In children below 1 year of age, the pharmacokinetics of tramadol and O-desmethyltramadol have been investigated, but have not been fully characterised. Information from studies including this age group indicates that the formation rate of O-desmethyltramadol via CYP2D6 increases continuously in neonates, and adult levels of CYP2D6 activity are assumed to be reached at about 1 year of age. In addition, immature glucuronidation systems and immature renal function may result in slow elimination and accumulation of O-desmethyltramadol in children under 1 year of age.
On repeated oral and parenteral administration of tramadol for 6 to 26 weeks in rats and dogs, and oral administration for 12 months in dogs haematological, clinico-chemical and histological investigations showed no evidence of any substance-related changes. Central nervous manifestations only occurred after high doses considerably above the therapeutic range restlessness, salivation, convulsions and reduced weight gain. Rats and dogs tolerated oral doses of 20 mg/kg, and 10 mg/kg body weight respectively and dogs rectal doses of 20 mg/kg bodyweight, without any reactions.
In rats tramadol dosages from 50 mg/kg/day upwards caused toxic effects in dams and raised neonate mortality. In the offspring retardation occurred in the form of ossification disorders and delayed vaginal and eye opening. Male and female fertility was not affected. In rabbits there were toxic effects in dams from 125 mg/kg upwards and skeletal anomalies in the offspring.
In some in-vitro test systems there was evidence of mutagenic effects. In-vivo studies showed no such effects. According to knowledge gained so far, tramadol can be classified as non-mutagenic.
Studies on the tumorigenic potential of tramadol hydrochloride have been carried out in rats and mice. The study in rats showed no evidence of any substance-related increase in the incidence of tumours. In the study in mice there was an increased incidence of liver cell adenomas in male animals (a dose-dependent, non-significant increase from 15 mg/kg upwards) and an increase in pulmonary tumours in females of all dose groups (significant, but not dose-dependent).

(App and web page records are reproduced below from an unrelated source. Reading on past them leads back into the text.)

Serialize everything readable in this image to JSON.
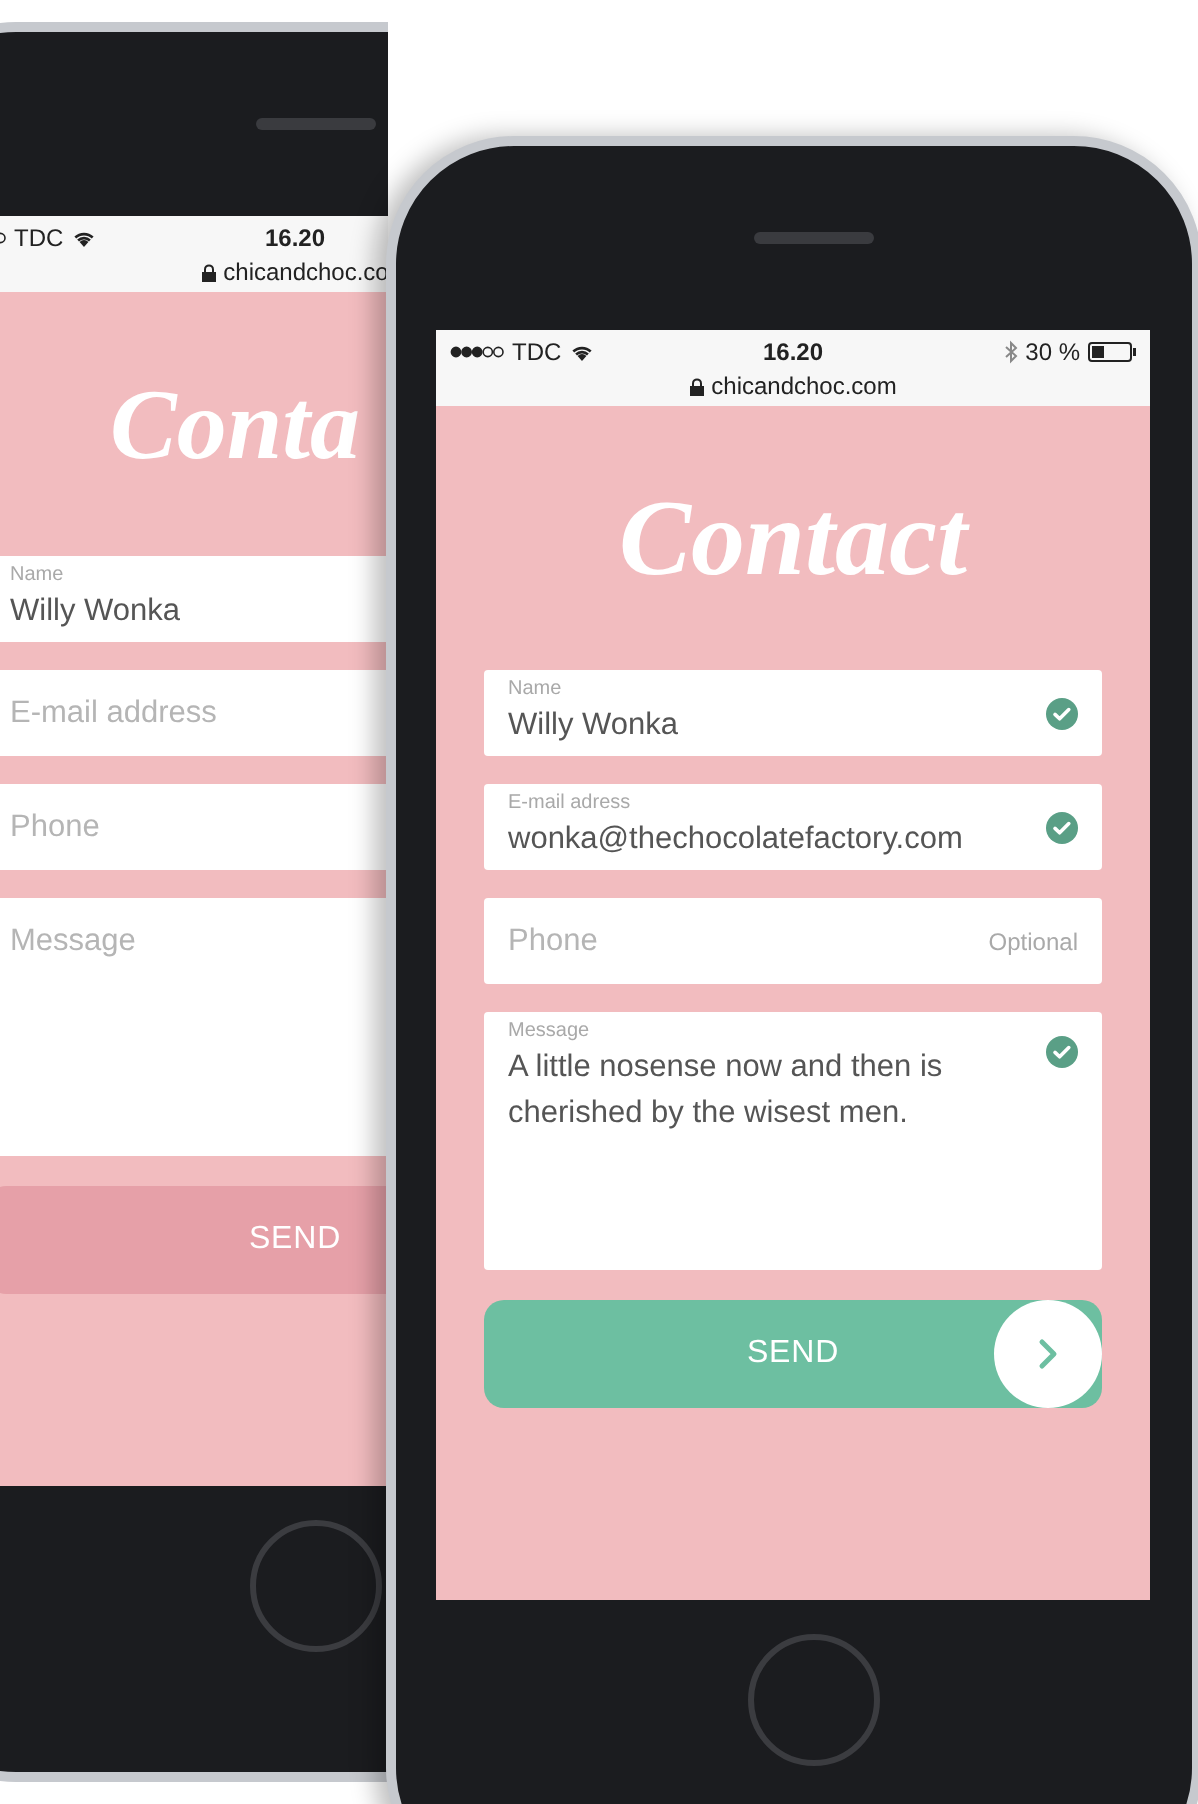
{
  "phones": [
    {
      "status": {
        "carrier": "TDC",
        "time": "16.20",
        "url": "chicandchoc.co"
      },
      "logo": "Conta",
      "fields": [
        {
          "kind": "line",
          "label": "Name",
          "value": "Willy Wonka",
          "valid": false
        },
        {
          "kind": "line",
          "placeholder": "E-mail address",
          "valid": false
        },
        {
          "kind": "line",
          "placeholder": "Phone",
          "valid": false
        },
        {
          "kind": "area",
          "placeholder": "Message",
          "valid": false
        }
      ],
      "send": {
        "label": "SEND",
        "disabled": true
      }
    },
    {
      "status": {
        "carrier": "TDC",
        "time": "16.20",
        "battery": "30 %",
        "url": "chicandchoc.com"
      },
      "logo": "Contact",
      "fields": [
        {
          "kind": "line",
          "label": "Name",
          "value": "Willy Wonka",
          "valid": true
        },
        {
          "kind": "line",
          "label": "E-mail adress",
          "value": "wonka@thechocolatefactory.com",
          "valid": true
        },
        {
          "kind": "line",
          "placeholder": "Phone",
          "hint": "Optional",
          "valid": false
        },
        {
          "kind": "area",
          "label": "Message",
          "value": "A little nosense now and then is cherished by the wisest men.",
          "valid": true
        }
      ],
      "send": {
        "label": "SEND",
        "disabled": false
      }
    }
  ]
}
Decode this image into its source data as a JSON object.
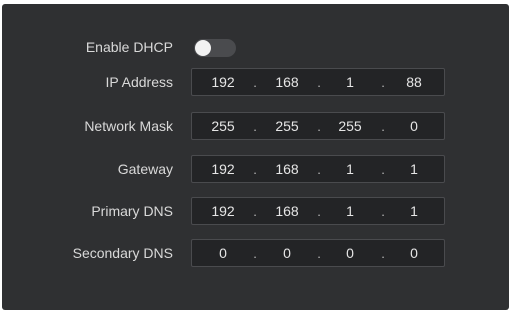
{
  "form": {
    "dhcp": {
      "label": "Enable DHCP",
      "enabled": false
    },
    "fields": [
      {
        "label": "IP Address",
        "octets": [
          "192",
          "168",
          "1",
          "88"
        ]
      },
      {
        "label": "Network Mask",
        "octets": [
          "255",
          "255",
          "255",
          "0"
        ]
      },
      {
        "label": "Gateway",
        "octets": [
          "192",
          "168",
          "1",
          "1"
        ]
      },
      {
        "label": "Primary DNS",
        "octets": [
          "192",
          "168",
          "1",
          "1"
        ]
      },
      {
        "label": "Secondary DNS",
        "octets": [
          "0",
          "0",
          "0",
          "0"
        ]
      }
    ],
    "separator": "."
  }
}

Initial dose layer
Calcium hydrogen phosphate dihydrate
Sodium starch glycolate (Type A)
Silica, colloidal anhydrous
Slow release layer
Silica, colloidal anhydrous
Castor oil, hydrogenated
Quinoline yellow, (E104)
Indigo carmine (E 132)
This medicinal product does not require any special storage conditions.
10, 20, 30, 50, 60 and 100 prolonged-release tablets in a PP/Aluminium blister.
Not all pack sizes may be marketed.
Any unused medicinal product or waste material should be disposed of in accordance with local requirements.
Frimley Business Park
Date of first authorisation: 26/07/2011
Date of latest renewal: